The answer is yes. An accredited exercise physiologist can help you with your chronic injury or chronic disease. They will be able to assist you in rehabilitation and pain management, prevent injuries from occurring, help you return to work and sports, achieve weight loss goals, improve your quality of life and more.

Is Exercise Physiology covered by DVA

Veterans can be covered for treatment of specific conditions accepted by the Department of Veterans Affairs (DVA). To receive this coverage, they will need to obtain a DVA referral from their general practitioner. Veterans with a White or Gold Card may be able to receive up to 12 sessions as part of a DVA treatment cycle.

When they begin their treatment, their allied health provider will ask about their health goals and prepare a Patient Care Plan. After they have completed their course of treatment, their provider will send a report to their regular GP. This report will include details about what was done, how well it worked, and whether any additional care or treatments are needed.

Their GP will review this report to determine whether additional treatments are necessary or if other treatment options should be considered. They may refer the veteran back to their allied health provider for further assessment and treatment.

Is Exercise Physiology covered under the NDIS?

The National Disability Insurance Scheme (NDIS) is a program that provides support to individuals with disabilities, their families, and their caregivers. Through the NDIS, individuals can access exercise therapy, also known as exercise physiology, as a form of Capacity Building Support. Exercise therapy can help individuals with disabilities improve their functional ability and increase their ability to perform activities of daily living. It can also help them engage in community-based activities and pursue their personal interests.


Exercise physiology is a profession that focuses on understanding how the human body responds to physical activity and helping people improve their fitness and physical function.
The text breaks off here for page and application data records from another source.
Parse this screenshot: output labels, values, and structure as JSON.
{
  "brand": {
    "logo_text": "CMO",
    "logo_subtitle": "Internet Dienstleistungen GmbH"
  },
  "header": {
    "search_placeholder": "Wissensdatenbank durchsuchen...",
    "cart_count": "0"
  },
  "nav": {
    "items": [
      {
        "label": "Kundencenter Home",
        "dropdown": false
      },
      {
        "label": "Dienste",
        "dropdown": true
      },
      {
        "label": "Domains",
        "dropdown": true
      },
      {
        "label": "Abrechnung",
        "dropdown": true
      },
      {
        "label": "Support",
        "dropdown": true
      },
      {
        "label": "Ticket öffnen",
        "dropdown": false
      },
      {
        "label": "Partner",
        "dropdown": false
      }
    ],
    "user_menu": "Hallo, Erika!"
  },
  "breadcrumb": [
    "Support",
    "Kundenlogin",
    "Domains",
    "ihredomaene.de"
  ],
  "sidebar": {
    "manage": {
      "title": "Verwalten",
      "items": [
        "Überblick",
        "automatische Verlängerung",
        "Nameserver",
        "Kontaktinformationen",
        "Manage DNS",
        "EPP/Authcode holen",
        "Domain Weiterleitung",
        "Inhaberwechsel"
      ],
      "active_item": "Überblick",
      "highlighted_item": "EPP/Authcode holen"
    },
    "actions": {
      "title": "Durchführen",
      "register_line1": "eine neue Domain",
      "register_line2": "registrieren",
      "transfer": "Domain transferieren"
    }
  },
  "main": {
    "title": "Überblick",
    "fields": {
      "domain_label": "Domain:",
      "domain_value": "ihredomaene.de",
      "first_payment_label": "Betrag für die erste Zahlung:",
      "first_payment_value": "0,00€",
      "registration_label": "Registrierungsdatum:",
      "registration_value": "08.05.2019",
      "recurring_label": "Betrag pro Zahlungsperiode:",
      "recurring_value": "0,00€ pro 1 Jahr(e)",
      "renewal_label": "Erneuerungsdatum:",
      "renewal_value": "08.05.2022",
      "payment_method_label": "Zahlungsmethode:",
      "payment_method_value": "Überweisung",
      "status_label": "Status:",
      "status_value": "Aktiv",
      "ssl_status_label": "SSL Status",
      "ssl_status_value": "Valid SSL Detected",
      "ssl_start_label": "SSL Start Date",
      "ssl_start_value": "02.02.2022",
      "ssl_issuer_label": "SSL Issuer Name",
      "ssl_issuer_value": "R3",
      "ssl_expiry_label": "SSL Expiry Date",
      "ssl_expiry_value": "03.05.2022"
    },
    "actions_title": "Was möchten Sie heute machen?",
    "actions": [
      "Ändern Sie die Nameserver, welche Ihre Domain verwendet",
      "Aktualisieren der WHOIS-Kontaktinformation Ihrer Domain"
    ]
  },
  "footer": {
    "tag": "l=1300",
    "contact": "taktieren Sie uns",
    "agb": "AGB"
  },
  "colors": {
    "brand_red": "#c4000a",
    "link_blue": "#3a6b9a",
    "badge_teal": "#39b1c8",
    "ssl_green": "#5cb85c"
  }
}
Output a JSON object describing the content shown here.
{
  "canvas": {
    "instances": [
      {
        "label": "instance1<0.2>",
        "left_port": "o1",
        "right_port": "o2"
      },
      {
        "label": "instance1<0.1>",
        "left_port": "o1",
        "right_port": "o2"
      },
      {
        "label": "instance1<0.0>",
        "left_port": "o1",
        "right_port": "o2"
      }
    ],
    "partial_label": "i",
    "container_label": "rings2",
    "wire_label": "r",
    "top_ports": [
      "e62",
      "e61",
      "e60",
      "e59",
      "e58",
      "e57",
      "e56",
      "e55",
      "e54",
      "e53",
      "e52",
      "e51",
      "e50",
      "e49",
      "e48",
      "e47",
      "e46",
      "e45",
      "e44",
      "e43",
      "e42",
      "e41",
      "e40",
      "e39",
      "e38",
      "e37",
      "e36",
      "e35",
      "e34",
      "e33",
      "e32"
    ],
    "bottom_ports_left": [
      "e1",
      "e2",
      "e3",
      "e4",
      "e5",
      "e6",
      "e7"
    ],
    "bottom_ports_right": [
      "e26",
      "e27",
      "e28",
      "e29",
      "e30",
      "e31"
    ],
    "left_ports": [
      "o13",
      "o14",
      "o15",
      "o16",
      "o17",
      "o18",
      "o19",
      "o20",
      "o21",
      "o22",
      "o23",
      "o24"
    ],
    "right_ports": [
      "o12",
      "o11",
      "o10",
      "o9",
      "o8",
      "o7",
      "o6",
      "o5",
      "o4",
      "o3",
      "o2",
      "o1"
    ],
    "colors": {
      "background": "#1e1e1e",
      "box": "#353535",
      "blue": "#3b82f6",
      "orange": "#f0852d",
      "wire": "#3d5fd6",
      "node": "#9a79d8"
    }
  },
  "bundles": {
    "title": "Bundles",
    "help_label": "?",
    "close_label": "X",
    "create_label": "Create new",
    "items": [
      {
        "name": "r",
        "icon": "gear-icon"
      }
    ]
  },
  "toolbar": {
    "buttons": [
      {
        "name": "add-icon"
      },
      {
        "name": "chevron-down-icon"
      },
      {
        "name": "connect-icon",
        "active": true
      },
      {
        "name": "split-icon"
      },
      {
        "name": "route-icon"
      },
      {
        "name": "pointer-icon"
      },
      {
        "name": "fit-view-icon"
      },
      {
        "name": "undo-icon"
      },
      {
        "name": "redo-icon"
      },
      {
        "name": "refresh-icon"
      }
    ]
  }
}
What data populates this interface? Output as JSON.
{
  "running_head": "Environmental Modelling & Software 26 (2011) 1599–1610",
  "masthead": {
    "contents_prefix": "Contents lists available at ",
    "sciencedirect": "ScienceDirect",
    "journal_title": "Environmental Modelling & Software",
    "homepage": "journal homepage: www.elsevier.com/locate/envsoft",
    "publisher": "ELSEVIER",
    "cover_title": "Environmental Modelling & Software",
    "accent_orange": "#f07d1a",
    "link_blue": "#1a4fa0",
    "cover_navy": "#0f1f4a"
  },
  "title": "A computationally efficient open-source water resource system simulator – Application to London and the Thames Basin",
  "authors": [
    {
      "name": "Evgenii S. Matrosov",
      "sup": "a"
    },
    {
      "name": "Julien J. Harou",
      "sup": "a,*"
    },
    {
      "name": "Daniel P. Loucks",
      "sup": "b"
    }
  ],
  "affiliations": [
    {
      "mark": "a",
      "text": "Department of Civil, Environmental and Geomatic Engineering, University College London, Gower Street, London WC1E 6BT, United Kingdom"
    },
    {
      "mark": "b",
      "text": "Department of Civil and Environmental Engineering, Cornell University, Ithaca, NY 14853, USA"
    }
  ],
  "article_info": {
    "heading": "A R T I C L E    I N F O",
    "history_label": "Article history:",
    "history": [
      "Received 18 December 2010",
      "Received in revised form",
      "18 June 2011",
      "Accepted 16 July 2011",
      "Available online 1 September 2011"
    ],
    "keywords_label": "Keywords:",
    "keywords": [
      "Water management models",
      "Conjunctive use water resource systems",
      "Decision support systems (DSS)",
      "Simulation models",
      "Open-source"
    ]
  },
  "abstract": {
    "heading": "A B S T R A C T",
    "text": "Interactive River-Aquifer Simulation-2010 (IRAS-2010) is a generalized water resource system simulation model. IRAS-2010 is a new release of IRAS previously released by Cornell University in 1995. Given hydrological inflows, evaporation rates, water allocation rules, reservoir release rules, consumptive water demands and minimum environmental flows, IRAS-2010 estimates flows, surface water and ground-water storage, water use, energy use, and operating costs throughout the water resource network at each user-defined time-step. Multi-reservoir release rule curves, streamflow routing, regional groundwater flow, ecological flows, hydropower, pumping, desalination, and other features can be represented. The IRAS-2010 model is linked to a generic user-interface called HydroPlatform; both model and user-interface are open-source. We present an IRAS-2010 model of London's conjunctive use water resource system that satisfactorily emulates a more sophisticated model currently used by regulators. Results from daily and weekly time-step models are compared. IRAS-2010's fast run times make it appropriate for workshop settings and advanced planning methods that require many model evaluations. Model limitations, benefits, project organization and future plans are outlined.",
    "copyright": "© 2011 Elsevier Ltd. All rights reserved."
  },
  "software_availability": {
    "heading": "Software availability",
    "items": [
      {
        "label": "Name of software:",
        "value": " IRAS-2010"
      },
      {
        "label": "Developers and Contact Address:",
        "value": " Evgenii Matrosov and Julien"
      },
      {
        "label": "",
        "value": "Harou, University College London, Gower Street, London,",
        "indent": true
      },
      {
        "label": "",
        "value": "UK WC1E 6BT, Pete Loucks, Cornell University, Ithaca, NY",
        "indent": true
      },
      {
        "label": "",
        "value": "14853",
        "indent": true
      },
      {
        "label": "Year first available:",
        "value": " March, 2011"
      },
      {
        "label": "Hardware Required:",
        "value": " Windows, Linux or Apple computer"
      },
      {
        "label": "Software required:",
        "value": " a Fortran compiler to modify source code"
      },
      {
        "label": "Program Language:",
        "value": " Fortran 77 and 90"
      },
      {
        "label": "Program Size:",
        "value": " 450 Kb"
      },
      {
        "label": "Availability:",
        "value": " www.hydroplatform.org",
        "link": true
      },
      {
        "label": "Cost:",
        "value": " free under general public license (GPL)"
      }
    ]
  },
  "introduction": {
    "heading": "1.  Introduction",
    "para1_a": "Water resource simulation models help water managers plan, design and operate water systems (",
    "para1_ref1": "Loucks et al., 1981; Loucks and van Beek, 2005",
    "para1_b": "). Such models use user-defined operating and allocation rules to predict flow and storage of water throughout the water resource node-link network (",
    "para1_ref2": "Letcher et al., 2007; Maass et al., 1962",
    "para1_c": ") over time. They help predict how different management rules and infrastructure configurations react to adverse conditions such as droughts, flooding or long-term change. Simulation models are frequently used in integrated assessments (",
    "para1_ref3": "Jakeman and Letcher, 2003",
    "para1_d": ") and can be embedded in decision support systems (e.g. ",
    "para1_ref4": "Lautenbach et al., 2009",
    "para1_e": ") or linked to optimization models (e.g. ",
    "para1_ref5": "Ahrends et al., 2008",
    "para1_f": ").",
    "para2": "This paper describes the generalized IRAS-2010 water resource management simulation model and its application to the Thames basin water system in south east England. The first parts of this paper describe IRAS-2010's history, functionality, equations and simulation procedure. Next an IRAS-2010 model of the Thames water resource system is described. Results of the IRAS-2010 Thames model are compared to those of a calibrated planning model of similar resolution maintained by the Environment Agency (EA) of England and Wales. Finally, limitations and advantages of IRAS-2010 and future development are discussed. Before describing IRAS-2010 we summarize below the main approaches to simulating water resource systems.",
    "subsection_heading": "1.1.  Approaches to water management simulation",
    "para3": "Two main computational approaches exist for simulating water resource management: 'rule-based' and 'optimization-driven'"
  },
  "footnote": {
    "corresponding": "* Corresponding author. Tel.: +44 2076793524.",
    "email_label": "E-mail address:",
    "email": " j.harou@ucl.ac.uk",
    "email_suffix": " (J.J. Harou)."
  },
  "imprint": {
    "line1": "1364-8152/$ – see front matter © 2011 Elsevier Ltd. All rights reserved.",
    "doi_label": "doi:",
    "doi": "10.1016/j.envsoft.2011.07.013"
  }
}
Accredited exercise physiologist’s can help prevent, manage, and treat a wide range of conditions and diseases, from chronic illnesses to injuries.